WORK REQUEST:
The entries are to be duplicated exactly, though any picture in them must be omitted.

[Data extracted from a collection]
---
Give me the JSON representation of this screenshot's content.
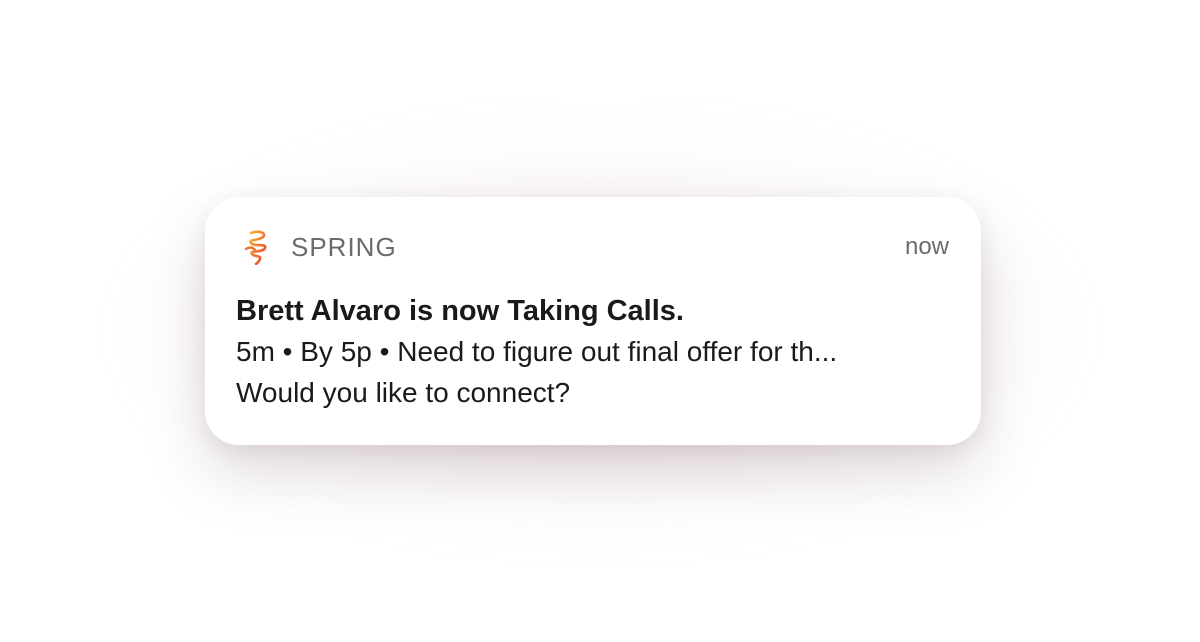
{
  "notification": {
    "app_name": "SPRING",
    "app_icon": "spring-logo-icon",
    "timestamp": "now",
    "title": "Brett Alvaro is now Taking Calls.",
    "body_line_1": "5m • By 5p • Need to figure out final offer for th...",
    "body_line_2": "Would you like to connect?"
  },
  "colors": {
    "logo_orange": "#f39a2e",
    "logo_red": "#e8402f",
    "secondary_text": "#6b6b6b",
    "primary_text": "#1a1a1a"
  }
}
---
FINAL ANSWER:
Give me the JSON representation of this screenshot's content.
{
  "notification": {
    "app_name": "SPRING",
    "app_icon": "spring-logo-icon",
    "timestamp": "now",
    "title": "Brett Alvaro is now Taking Calls.",
    "body_line_1": "5m • By 5p • Need to figure out final offer for th...",
    "body_line_2": "Would you like to connect?"
  },
  "colors": {
    "logo_orange": "#f39a2e",
    "logo_red": "#e8402f",
    "secondary_text": "#6b6b6b",
    "primary_text": "#1a1a1a"
  }
}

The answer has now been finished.